BEGIN SUPPLIED DATA

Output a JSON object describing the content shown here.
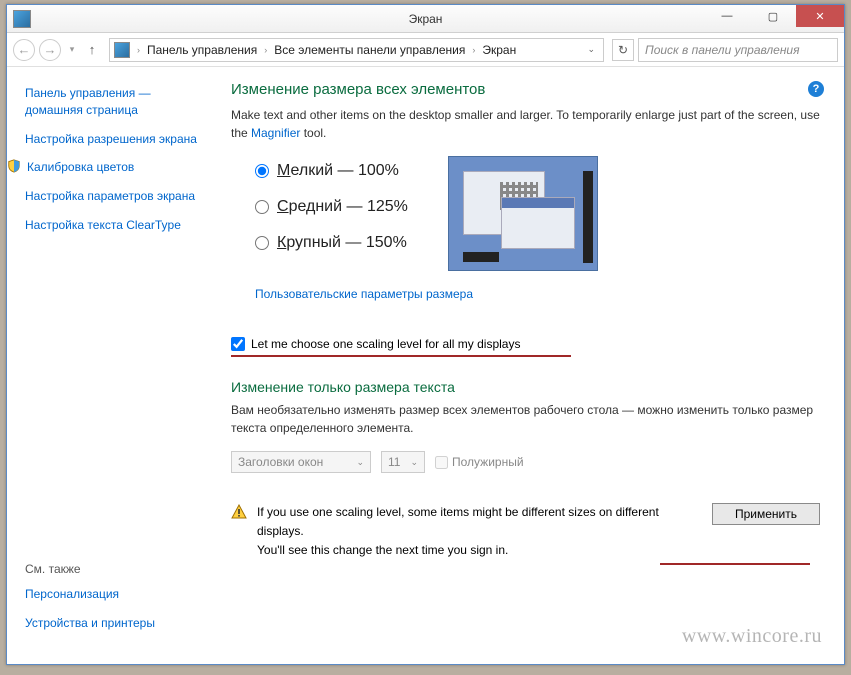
{
  "window": {
    "title": "Экран"
  },
  "nav": {
    "breadcrumbs": [
      "Панель управления",
      "Все элементы панели управления",
      "Экран"
    ],
    "search_placeholder": "Поиск в панели управления"
  },
  "sidebar": {
    "links": [
      "Панель управления — домашняя страница",
      "Настройка разрешения экрана",
      "Калибровка цветов",
      "Настройка параметров экрана",
      "Настройка текста ClearType"
    ],
    "see_also_heading": "См. также",
    "see_also": [
      "Персонализация",
      "Устройства и принтеры"
    ]
  },
  "main": {
    "heading1": "Изменение размера всех элементов",
    "desc_prefix": "Make text and other items on the desktop smaller and larger. To temporarily enlarge just part of the screen, use the ",
    "magnifier_link": "Magnifier",
    "desc_suffix": " tool.",
    "radios": [
      {
        "letter": "М",
        "rest": "елкий",
        "pct": "100%",
        "checked": true
      },
      {
        "letter": "С",
        "rest": "редний",
        "pct": "125%",
        "checked": false
      },
      {
        "letter": "К",
        "rest": "рупный",
        "pct": "150%",
        "checked": false
      }
    ],
    "custom_link": "Пользовательские параметры размера",
    "checkbox_label": "Let me choose one scaling level for all my displays",
    "checkbox_checked": true,
    "heading2": "Изменение только размера текста",
    "desc2": "Вам необязательно изменять размер всех элементов рабочего стола — можно изменить только размер текста определенного элемента.",
    "combo_element": "Заголовки окон",
    "combo_size": "11",
    "bold_label": "Полужирный",
    "warning1": "If you use one scaling level, some items might be different sizes on different displays.",
    "warning2": "You'll see this change the next time you sign in.",
    "apply_label": "Применить"
  },
  "watermark": "www.wincore.ru"
}
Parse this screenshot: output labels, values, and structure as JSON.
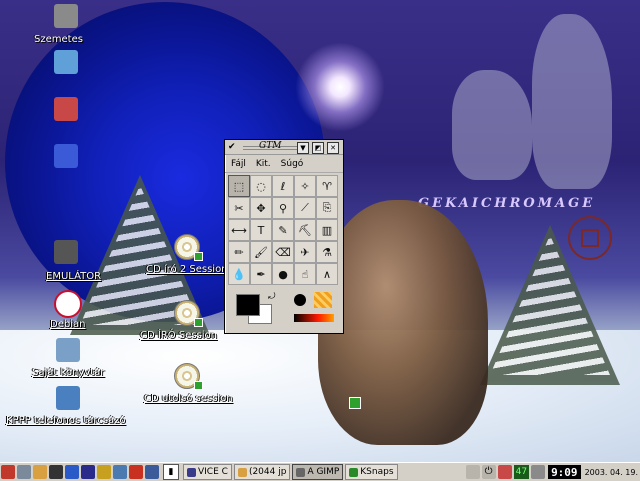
{
  "desktop": {
    "icons": [
      {
        "name": "trash-icon",
        "label": "Szemetes",
        "color": "#8a8a8a"
      },
      {
        "name": "folder-icon",
        "label": "",
        "color": "#5fa0d8"
      },
      {
        "name": "office-icon",
        "label": "",
        "color": "#c84848"
      },
      {
        "name": "control-center-icon",
        "label": "",
        "color": "#3a5ad8"
      },
      {
        "name": "terminal-icon",
        "label": "EMULÁTOR",
        "color": "#555555"
      },
      {
        "name": "debian-icon",
        "label": "Debian",
        "color": "#c8102e"
      },
      {
        "name": "home-folder-icon",
        "label": "Saját könyvtár",
        "color": "#7aa0c8"
      },
      {
        "name": "kppp-icon",
        "label": "KPPP telefonos tárcsázó",
        "color": "#4a80c0"
      }
    ],
    "cd_icons": [
      {
        "label": "CD író 2 Session"
      },
      {
        "label": "CD ÍRÓ Session"
      },
      {
        "label": "CD utolsó session"
      }
    ],
    "watermark_text": "GEKAICHROMAGE"
  },
  "gimp_toolbox": {
    "title": "GTM",
    "menus": [
      "Fájl",
      "Kit.",
      "Súgó"
    ],
    "tools": [
      {
        "name": "rect-select-tool",
        "glyph": "⬚"
      },
      {
        "name": "ellipse-select-tool",
        "glyph": "◌"
      },
      {
        "name": "free-select-tool",
        "glyph": "ℓ"
      },
      {
        "name": "fuzzy-select-tool",
        "glyph": "✧"
      },
      {
        "name": "bezier-select-tool",
        "glyph": "♈"
      },
      {
        "name": "scissors-tool",
        "glyph": "✂"
      },
      {
        "name": "move-tool",
        "glyph": "✥"
      },
      {
        "name": "magnify-tool",
        "glyph": "⚲"
      },
      {
        "name": "crop-tool",
        "glyph": "⟋"
      },
      {
        "name": "transform-tool",
        "glyph": "⎘"
      },
      {
        "name": "flip-tool",
        "glyph": "⟷"
      },
      {
        "name": "text-tool",
        "glyph": "T"
      },
      {
        "name": "color-picker-tool",
        "glyph": "✎"
      },
      {
        "name": "bucket-fill-tool",
        "glyph": "⛏"
      },
      {
        "name": "blend-tool",
        "glyph": "▥"
      },
      {
        "name": "pencil-tool",
        "glyph": "✏"
      },
      {
        "name": "paintbrush-tool",
        "glyph": "🖌"
      },
      {
        "name": "eraser-tool",
        "glyph": "⌫"
      },
      {
        "name": "airbrush-tool",
        "glyph": "✈"
      },
      {
        "name": "clone-tool",
        "glyph": "⚗"
      },
      {
        "name": "convolve-tool",
        "glyph": "💧"
      },
      {
        "name": "ink-tool",
        "glyph": "✒"
      },
      {
        "name": "dodge-burn-tool",
        "glyph": "●"
      },
      {
        "name": "smudge-tool",
        "glyph": "☝"
      },
      {
        "name": "measure-tool",
        "glyph": "∧"
      }
    ]
  },
  "taskbar": {
    "launchers": [
      {
        "name": "k-menu-icon",
        "color": "#c0392b"
      },
      {
        "name": "show-desktop-icon",
        "color": "#7a8a9a"
      },
      {
        "name": "home-icon",
        "color": "#d8a040"
      },
      {
        "name": "konsole-icon",
        "color": "#333333"
      },
      {
        "name": "help-icon",
        "color": "#2a5ac8"
      },
      {
        "name": "browser-icon",
        "color": "#2a2a8a"
      },
      {
        "name": "kmail-icon",
        "color": "#c8a020"
      },
      {
        "name": "settings-icon",
        "color": "#4a7ab0"
      },
      {
        "name": "star-icon",
        "color": "#c83020"
      },
      {
        "name": "office-launcher-icon",
        "color": "#3a5a9a"
      }
    ],
    "tasks": [
      {
        "label": "VICE C",
        "active": false,
        "color": "#3a3a8a"
      },
      {
        "label": "(2044 jp",
        "active": false,
        "color": "#d8a040"
      },
      {
        "label": "A GIMP",
        "active": true,
        "color": "#666666"
      },
      {
        "label": "KSnaps",
        "active": false,
        "color": "#2a8a2a"
      }
    ],
    "tray_text": "47",
    "clock": "9:09",
    "date": "2003. 04. 19."
  }
}
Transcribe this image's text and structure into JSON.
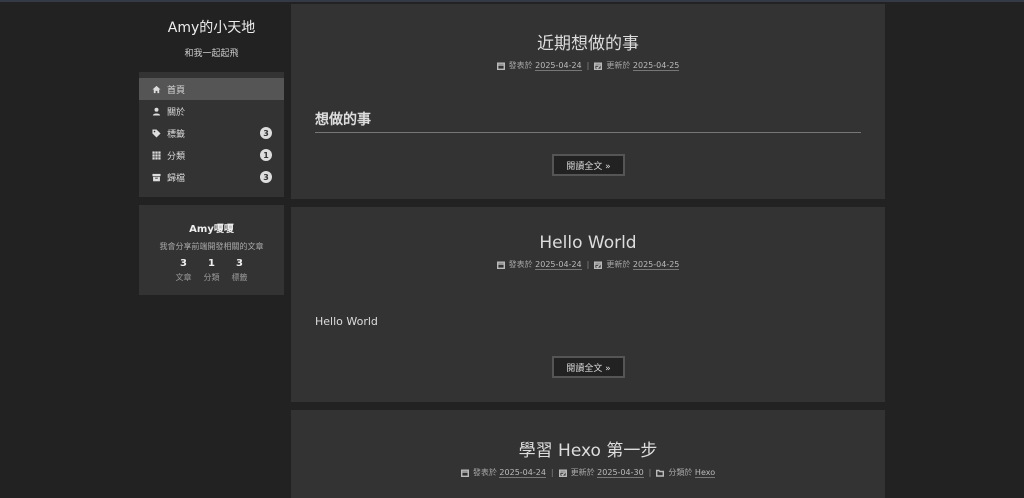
{
  "site": {
    "title": "Amy的小天地",
    "subtitle": "和我一起起飛"
  },
  "menu": [
    {
      "label": "首頁",
      "icon": "home-icon",
      "badge": ""
    },
    {
      "label": "關於",
      "icon": "user-icon",
      "badge": ""
    },
    {
      "label": "標籤",
      "icon": "tags-icon",
      "badge": "3"
    },
    {
      "label": "分類",
      "icon": "th-icon",
      "badge": "1"
    },
    {
      "label": "歸檔",
      "icon": "archive-icon",
      "badge": "3"
    }
  ],
  "author": {
    "name": "Amy嗄嗄",
    "description": "我會分享前端開發相關的文章",
    "stats": [
      {
        "num": "3",
        "label": "文章"
      },
      {
        "num": "1",
        "label": "分類"
      },
      {
        "num": "3",
        "label": "標籤"
      }
    ]
  },
  "posts": [
    {
      "title": "近期想做的事",
      "posted_label": "發表於",
      "posted_date": "2025-04-24",
      "updated_label": "更新於",
      "updated_date": "2025-04-25",
      "heading": "想做的事",
      "read_more": "閱讀全文 »"
    },
    {
      "title": "Hello World",
      "posted_label": "發表於",
      "posted_date": "2025-04-24",
      "updated_label": "更新於",
      "updated_date": "2025-04-25",
      "excerpt": "Hello World",
      "read_more": "閱讀全文 »"
    },
    {
      "title": "學習 Hexo 第一步",
      "posted_label": "發表於",
      "posted_date": "2025-04-24",
      "updated_label": "更新於",
      "updated_date": "2025-04-30",
      "category_label": "分類於",
      "category": "Hexo"
    }
  ],
  "meta_separator": "|"
}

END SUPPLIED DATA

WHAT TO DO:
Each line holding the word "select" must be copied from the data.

TASK OUTPUT:
        "name": "rect-select-tool",
        "name": "ellipse-select-tool",
        "name": "free-select-tool",
        "name": "fuzzy-select-tool",
        "name": "bezier-select-tool",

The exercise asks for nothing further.